A Place for Us: Part One, ‘The Invitation’ – Harriet Evans

Tomorrow, Headline is publishing the first instalment of Harriet Evans’ new novel, A Place for Us. The 450-page book has been divided into four parts which will be available as ebooks at the end of July, August, September and October.

The day Martha Winter decided to tear her family apart began like any other day.

A Place for Us is the story of the Winter family. Martha, mother and grandmother, is about to turn 80 and she’s decided to have a party. On the Friday night, drinks and canapés will be served to friends and family; on Saturday, there will be a family-only lunch. The invitations are sent with the words, ‘There will be an important announcement. We ask that you please be there.’

Martha has spent her life looking after her family and her artist husband, David. David is the creator of a cartoon strip featuring ‘Wilbur the Dog and Daisy, the little girl who thought she understood him’. A gallery in London is planning an exhibition of pictures he drew during the war when he lived in the East End. Martha’s own career as an artist was abandoned when they bought Winterfold in Somerset:

At first Martha thought she’d never be able to take it on. It was a mess when they saw it; green paint covering the original Arts and Crafts wooden panelling, rotten floorboards, the garden one large compost heap of mouldy, brown mulch.

They moved there when there three children were young – Bill, Daisy and Florence.

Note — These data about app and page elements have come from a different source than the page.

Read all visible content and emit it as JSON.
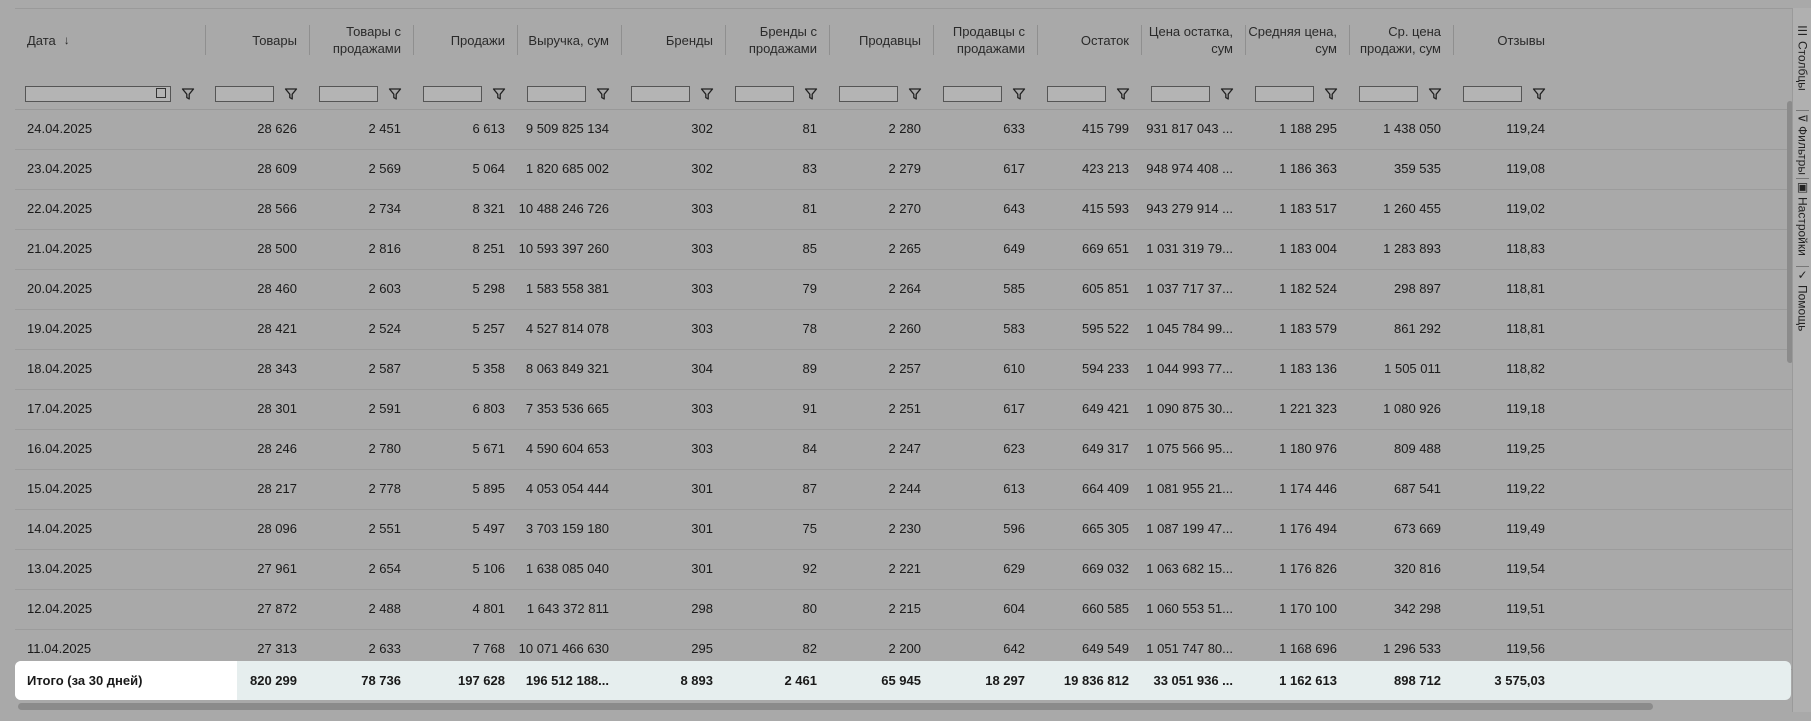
{
  "columns": [
    {
      "label": "Дата"
    },
    {
      "label": "Товары"
    },
    {
      "label": "Товары с продажами"
    },
    {
      "label": "Продажи"
    },
    {
      "label": "Выручка, сум"
    },
    {
      "label": "Бренды"
    },
    {
      "label": "Бренды с продажами"
    },
    {
      "label": "Продавцы"
    },
    {
      "label": "Продавцы с продажами"
    },
    {
      "label": "Остаток"
    },
    {
      "label": "Цена остатка, сум"
    },
    {
      "label": "Средняя цена, сум"
    },
    {
      "label": "Ср. цена продажи, сум"
    },
    {
      "label": "Отзывы"
    }
  ],
  "sort_icon": "↓",
  "rows": [
    [
      "24.04.2025",
      "28 626",
      "2 451",
      "6 613",
      "9 509 825 134",
      "302",
      "81",
      "2 280",
      "633",
      "415 799",
      "931 817 043 ...",
      "1 188 295",
      "1 438 050",
      "119,24"
    ],
    [
      "23.04.2025",
      "28 609",
      "2 569",
      "5 064",
      "1 820 685 002",
      "302",
      "83",
      "2 279",
      "617",
      "423 213",
      "948 974 408 ...",
      "1 186 363",
      "359 535",
      "119,08"
    ],
    [
      "22.04.2025",
      "28 566",
      "2 734",
      "8 321",
      "10 488 246 726",
      "303",
      "81",
      "2 270",
      "643",
      "415 593",
      "943 279 914 ...",
      "1 183 517",
      "1 260 455",
      "119,02"
    ],
    [
      "21.04.2025",
      "28 500",
      "2 816",
      "8 251",
      "10 593 397 260",
      "303",
      "85",
      "2 265",
      "649",
      "669 651",
      "1 031 319 79...",
      "1 183 004",
      "1 283 893",
      "118,83"
    ],
    [
      "20.04.2025",
      "28 460",
      "2 603",
      "5 298",
      "1 583 558 381",
      "303",
      "79",
      "2 264",
      "585",
      "605 851",
      "1 037 717 37...",
      "1 182 524",
      "298 897",
      "118,81"
    ],
    [
      "19.04.2025",
      "28 421",
      "2 524",
      "5 257",
      "4 527 814 078",
      "303",
      "78",
      "2 260",
      "583",
      "595 522",
      "1 045 784 99...",
      "1 183 579",
      "861 292",
      "118,81"
    ],
    [
      "18.04.2025",
      "28 343",
      "2 587",
      "5 358",
      "8 063 849 321",
      "304",
      "89",
      "2 257",
      "610",
      "594 233",
      "1 044 993 77...",
      "1 183 136",
      "1 505 011",
      "118,82"
    ],
    [
      "17.04.2025",
      "28 301",
      "2 591",
      "6 803",
      "7 353 536 665",
      "303",
      "91",
      "2 251",
      "617",
      "649 421",
      "1 090 875 30...",
      "1 221 323",
      "1 080 926",
      "119,18"
    ],
    [
      "16.04.2025",
      "28 246",
      "2 780",
      "5 671",
      "4 590 604 653",
      "303",
      "84",
      "2 247",
      "623",
      "649 317",
      "1 075 566 95...",
      "1 180 976",
      "809 488",
      "119,25"
    ],
    [
      "15.04.2025",
      "28 217",
      "2 778",
      "5 895",
      "4 053 054 444",
      "301",
      "87",
      "2 244",
      "613",
      "664 409",
      "1 081 955 21...",
      "1 174 446",
      "687 541",
      "119,22"
    ],
    [
      "14.04.2025",
      "28 096",
      "2 551",
      "5 497",
      "3 703 159 180",
      "301",
      "75",
      "2 230",
      "596",
      "665 305",
      "1 087 199 47...",
      "1 176 494",
      "673 669",
      "119,49"
    ],
    [
      "13.04.2025",
      "27 961",
      "2 654",
      "5 106",
      "1 638 085 040",
      "301",
      "92",
      "2 221",
      "629",
      "669 032",
      "1 063 682 15...",
      "1 176 826",
      "320 816",
      "119,54"
    ],
    [
      "12.04.2025",
      "27 872",
      "2 488",
      "4 801",
      "1 643 372 811",
      "298",
      "80",
      "2 215",
      "604",
      "660 585",
      "1 060 553 51...",
      "1 170 100",
      "342 298",
      "119,51"
    ],
    [
      "11.04.2025",
      "27 313",
      "2 633",
      "7 768",
      "10 071 466 630",
      "295",
      "82",
      "2 200",
      "642",
      "649 549",
      "1 051 747 80...",
      "1 168 696",
      "1 296 533",
      "119,56"
    ]
  ],
  "totals": [
    "Итого (за 30 дней)",
    "820 299",
    "78 736",
    "197 628",
    "196 512 188...",
    "8 893",
    "2 461",
    "65 945",
    "18 297",
    "19 836 812",
    "33 051 936 ...",
    "1 162 613",
    "898 712",
    "3 575,03"
  ],
  "side_tabs": [
    {
      "label": "Столбцы",
      "icon": "columns-icon"
    },
    {
      "label": "Фильтры",
      "icon": "filter-icon"
    },
    {
      "label": "Настройки",
      "icon": "settings-icon"
    },
    {
      "label": "Помощь",
      "icon": "help-icon"
    }
  ]
}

Bill is now the village doctor. Married to his second wife, Karen, seventeen years his junior. Their marriage has become mostly silent, as David seems unwilling or perhaps unable to discuss the underlying issue. David’s daughter, Lucy, from his first marriage, works on the features desk at the Daily News although, after a year, her boss still hasn’t actually let her write a feature and it’s clear she doesn’t fit in with the polished high-fashion women she works with.

Daisy hasn’t been home since Bill and Karen’s wedding. Indeed, she rarely comes home at all. She works for a literacy and schools charity in Kerala, India, having left her daughter, Cat with Martha and David. Cat lives in Paris with the insufferable Madame Poulain and sells flowers at the market. Her life has fallen apart following an abusive relationship and now she’s keeping a huge secret from her family.

Florence lives in Florence (the city she was named after) and works as an academic in the field of art history:

…a professor employed at the British College of Art History in Florence, author of two books, contributor to several more, a visiting professor at the Courtauld Institute of Art in London, and an occasional voice on the radio…

She’s awkward in social situations, however, which leads to some excruciating scenes. She is also treated appallingly by some of her fellow academics which leaves her asking whether it’s time to return home.

The novel’s narration moves between the characters in a third person subjective voice. In part one, we are privy to Martha, David, Karen, Lucy, Daisy, Cat and Florence’s thoughts as well as an outsider, Joe Thorne. Newly moved to Somerset and working as the chef in the Oak Tree pub, Joe’s doing the catering for Martha’s party. He allows us an outsider’s perspective on events.

Part One of A Place for Us is an engaging read. I was fascinated by each character, their struggles and their secrets; Evans has set the family up perfectly for some explosive revelations when the party gets underway.

I’m pleased to see a publisher trying a different approach too. Serialisation isn’t new but, unlike some of the ideas brought back from the Victorian era over the past few years, this is one that just might work. Unsurprisingly, there’s a jaw-dropping revelation at the end of ‘The Invitation’ and now I’m desperate to read part two.

A Place for Us will be available to buy in ebook instalments on the following dates:

Part One – 31st July
Part Two – 27th August
Part Three – 24th September
Part Four – 23rd October

The complete book will be available in paperback and ebook on the 15th January 2015.


Thanks to Headline for the review copy.